For each line in the data below that has the word "location", copy that line.

Data listing:
= = = =
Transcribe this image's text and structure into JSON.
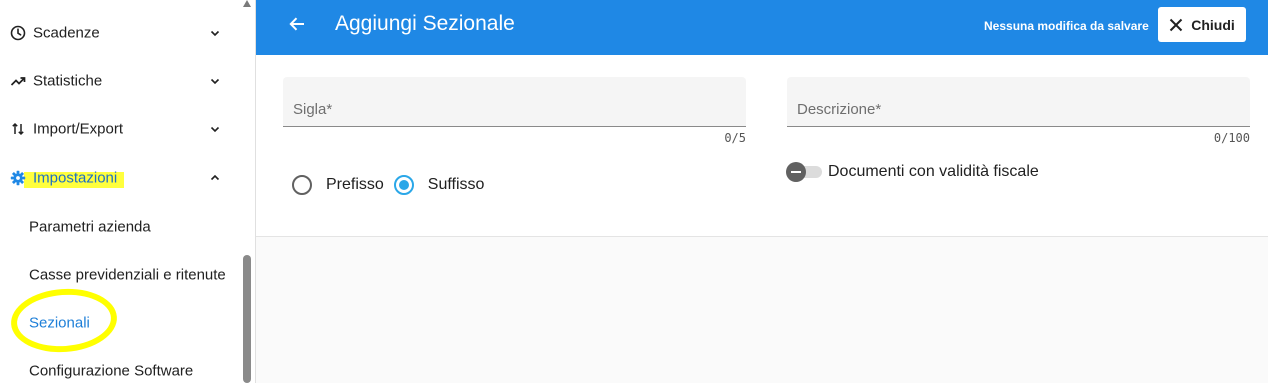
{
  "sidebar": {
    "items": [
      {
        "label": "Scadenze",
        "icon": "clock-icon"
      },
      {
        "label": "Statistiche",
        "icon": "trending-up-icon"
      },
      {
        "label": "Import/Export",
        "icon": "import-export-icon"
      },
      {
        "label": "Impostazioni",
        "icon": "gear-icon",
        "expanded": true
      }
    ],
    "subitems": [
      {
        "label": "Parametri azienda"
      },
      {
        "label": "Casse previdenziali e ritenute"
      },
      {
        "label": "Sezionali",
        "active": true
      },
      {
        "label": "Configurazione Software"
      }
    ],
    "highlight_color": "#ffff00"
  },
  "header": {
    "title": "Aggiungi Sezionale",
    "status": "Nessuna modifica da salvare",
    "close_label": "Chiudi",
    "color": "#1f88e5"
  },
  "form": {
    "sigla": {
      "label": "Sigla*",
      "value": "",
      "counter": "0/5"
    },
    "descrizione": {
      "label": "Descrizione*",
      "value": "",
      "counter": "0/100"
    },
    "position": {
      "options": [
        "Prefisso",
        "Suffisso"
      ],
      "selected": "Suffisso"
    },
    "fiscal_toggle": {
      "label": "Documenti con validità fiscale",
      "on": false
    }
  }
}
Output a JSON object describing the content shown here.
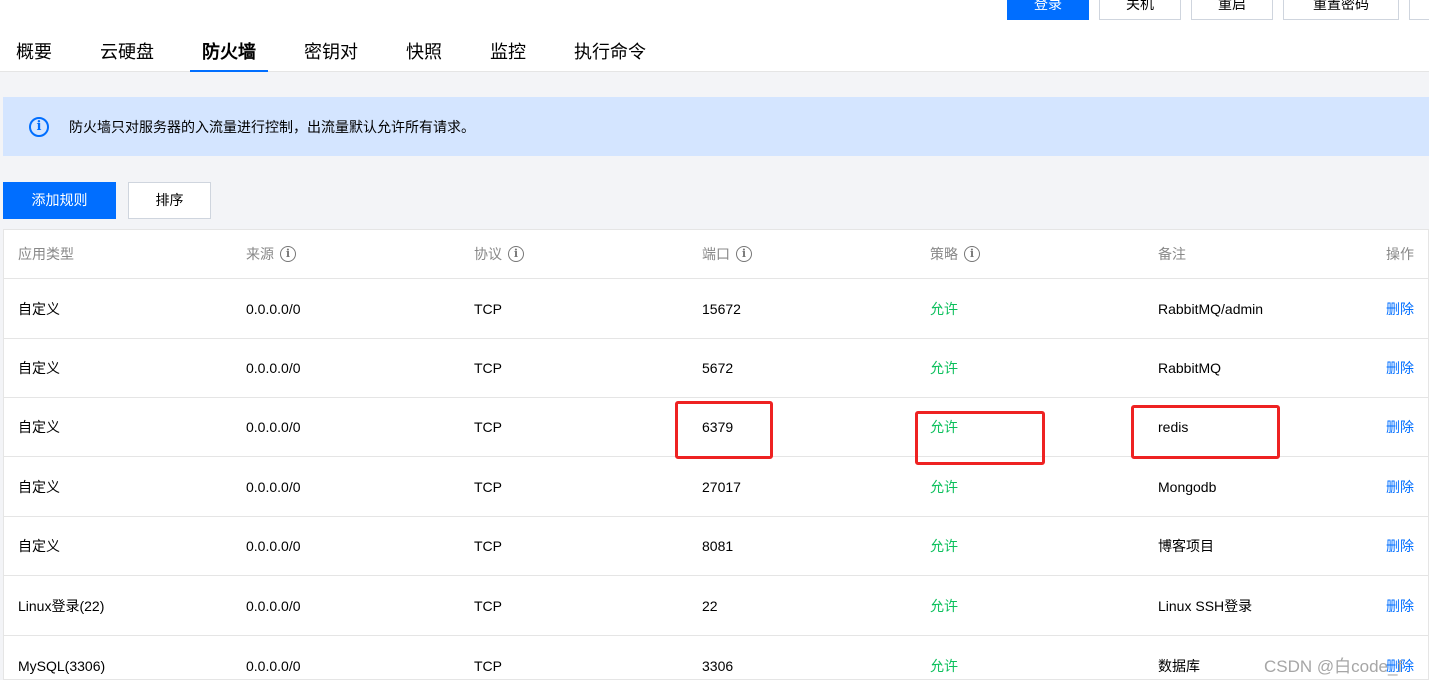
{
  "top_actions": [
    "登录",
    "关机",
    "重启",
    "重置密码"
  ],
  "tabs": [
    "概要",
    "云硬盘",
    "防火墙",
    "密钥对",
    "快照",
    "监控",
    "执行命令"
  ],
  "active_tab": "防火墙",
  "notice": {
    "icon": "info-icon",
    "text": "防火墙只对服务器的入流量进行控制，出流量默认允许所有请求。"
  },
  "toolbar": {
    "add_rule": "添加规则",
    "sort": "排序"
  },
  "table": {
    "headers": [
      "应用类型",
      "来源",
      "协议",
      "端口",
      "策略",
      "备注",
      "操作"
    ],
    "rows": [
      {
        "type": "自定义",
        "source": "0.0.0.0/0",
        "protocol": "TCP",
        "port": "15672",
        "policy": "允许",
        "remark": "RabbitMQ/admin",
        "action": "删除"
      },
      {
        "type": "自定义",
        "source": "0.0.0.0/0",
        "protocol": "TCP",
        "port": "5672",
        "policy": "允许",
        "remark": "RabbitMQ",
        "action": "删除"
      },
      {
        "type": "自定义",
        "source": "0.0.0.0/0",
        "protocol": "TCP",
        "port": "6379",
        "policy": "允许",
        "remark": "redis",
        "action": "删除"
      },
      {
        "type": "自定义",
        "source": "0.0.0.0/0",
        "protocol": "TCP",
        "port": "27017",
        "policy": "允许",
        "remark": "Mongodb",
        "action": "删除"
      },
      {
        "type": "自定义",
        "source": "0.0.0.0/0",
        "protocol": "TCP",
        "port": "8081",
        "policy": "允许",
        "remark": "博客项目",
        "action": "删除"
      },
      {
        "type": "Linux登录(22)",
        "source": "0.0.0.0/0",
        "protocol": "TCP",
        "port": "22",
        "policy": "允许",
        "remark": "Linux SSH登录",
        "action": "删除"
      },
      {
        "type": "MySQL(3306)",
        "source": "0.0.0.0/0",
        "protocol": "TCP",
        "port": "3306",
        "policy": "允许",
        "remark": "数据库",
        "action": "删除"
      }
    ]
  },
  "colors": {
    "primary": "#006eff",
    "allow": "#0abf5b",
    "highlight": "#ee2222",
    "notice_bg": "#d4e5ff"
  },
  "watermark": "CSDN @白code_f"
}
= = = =
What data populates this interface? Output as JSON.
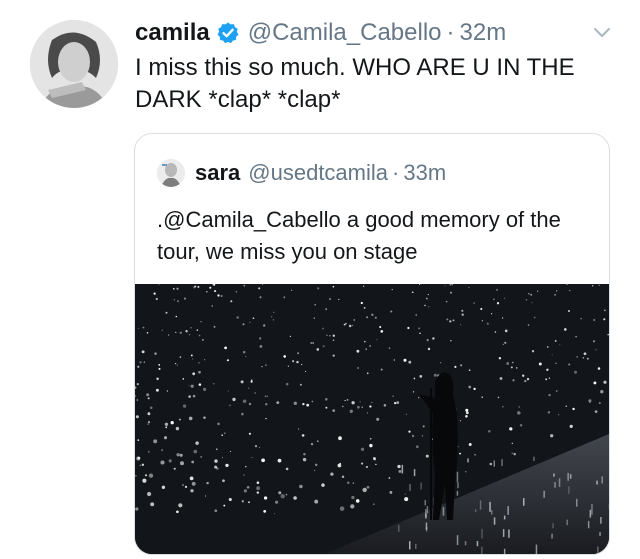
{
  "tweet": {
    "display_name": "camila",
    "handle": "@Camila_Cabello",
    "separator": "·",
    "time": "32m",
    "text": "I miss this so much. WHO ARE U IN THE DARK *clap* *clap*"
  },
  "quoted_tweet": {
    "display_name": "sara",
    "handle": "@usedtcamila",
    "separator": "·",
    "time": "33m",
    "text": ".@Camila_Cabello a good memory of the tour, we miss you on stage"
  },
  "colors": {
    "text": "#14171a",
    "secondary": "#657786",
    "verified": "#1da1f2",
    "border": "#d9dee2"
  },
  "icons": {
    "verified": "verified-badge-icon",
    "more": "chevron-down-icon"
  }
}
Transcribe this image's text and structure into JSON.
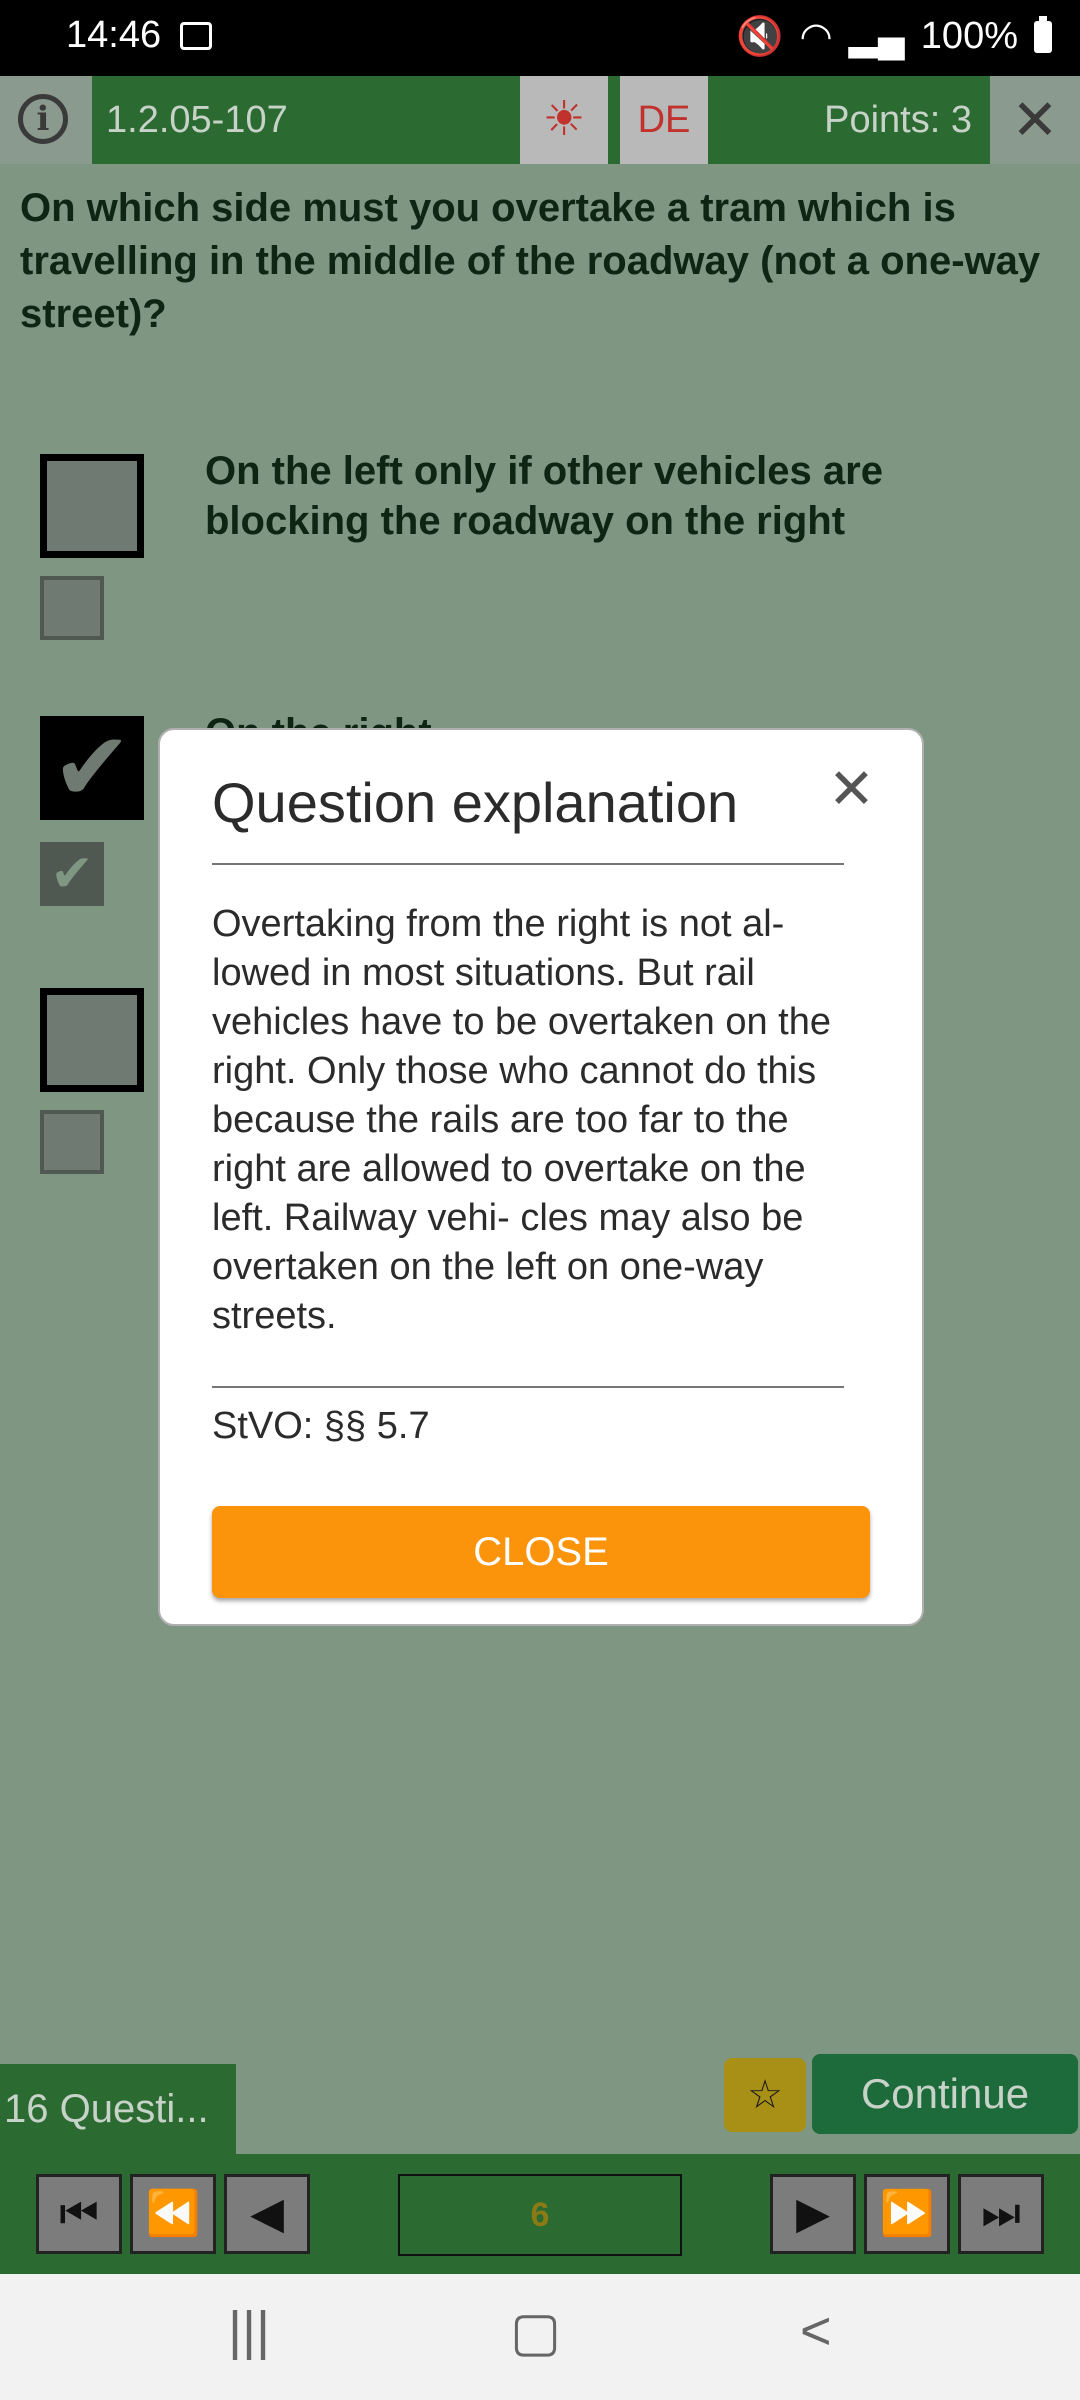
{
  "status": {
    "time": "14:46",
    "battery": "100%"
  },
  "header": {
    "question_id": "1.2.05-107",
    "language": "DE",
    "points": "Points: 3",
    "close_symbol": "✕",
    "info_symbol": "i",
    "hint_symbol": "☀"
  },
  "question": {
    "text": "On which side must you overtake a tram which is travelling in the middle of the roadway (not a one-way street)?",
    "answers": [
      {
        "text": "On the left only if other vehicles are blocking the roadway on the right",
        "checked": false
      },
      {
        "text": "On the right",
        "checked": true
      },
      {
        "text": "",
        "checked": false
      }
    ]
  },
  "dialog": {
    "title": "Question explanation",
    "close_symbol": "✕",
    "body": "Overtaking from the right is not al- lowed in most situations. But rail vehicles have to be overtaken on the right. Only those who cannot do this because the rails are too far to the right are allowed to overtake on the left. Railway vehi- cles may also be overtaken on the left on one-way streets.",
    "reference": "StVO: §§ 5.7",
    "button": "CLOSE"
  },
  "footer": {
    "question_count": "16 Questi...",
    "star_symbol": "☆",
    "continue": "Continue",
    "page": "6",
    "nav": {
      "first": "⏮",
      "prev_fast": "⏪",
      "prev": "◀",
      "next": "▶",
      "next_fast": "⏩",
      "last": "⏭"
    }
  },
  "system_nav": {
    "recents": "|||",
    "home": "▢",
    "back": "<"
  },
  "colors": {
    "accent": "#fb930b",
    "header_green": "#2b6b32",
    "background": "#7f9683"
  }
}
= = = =
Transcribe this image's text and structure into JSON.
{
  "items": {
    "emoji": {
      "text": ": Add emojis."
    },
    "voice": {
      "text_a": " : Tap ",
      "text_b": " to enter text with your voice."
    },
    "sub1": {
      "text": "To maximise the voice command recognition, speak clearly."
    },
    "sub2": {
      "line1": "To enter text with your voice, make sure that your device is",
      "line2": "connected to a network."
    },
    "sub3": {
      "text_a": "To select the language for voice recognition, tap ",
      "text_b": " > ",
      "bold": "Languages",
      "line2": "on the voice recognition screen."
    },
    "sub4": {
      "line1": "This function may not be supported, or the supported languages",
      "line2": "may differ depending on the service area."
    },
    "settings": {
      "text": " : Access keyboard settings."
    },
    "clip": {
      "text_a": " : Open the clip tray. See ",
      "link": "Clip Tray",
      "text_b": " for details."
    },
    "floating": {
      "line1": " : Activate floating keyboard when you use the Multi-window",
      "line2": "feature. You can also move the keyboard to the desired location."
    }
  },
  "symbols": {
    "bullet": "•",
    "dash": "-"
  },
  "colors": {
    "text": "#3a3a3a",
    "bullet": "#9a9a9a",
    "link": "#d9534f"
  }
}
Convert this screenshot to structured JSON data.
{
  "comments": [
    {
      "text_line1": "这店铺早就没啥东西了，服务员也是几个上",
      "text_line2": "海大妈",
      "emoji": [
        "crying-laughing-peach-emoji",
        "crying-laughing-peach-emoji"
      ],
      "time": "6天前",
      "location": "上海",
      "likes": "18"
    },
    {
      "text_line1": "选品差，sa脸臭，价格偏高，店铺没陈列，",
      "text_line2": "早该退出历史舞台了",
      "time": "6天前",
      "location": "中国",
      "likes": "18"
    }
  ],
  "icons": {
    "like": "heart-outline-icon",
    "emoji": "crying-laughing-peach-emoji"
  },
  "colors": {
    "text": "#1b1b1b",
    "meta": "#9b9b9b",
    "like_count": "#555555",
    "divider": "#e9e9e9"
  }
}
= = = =
Written solution:
      "line2": "feature. You can also move the keyboard to the desired location."
      "location": "上海",
      "location": "中国",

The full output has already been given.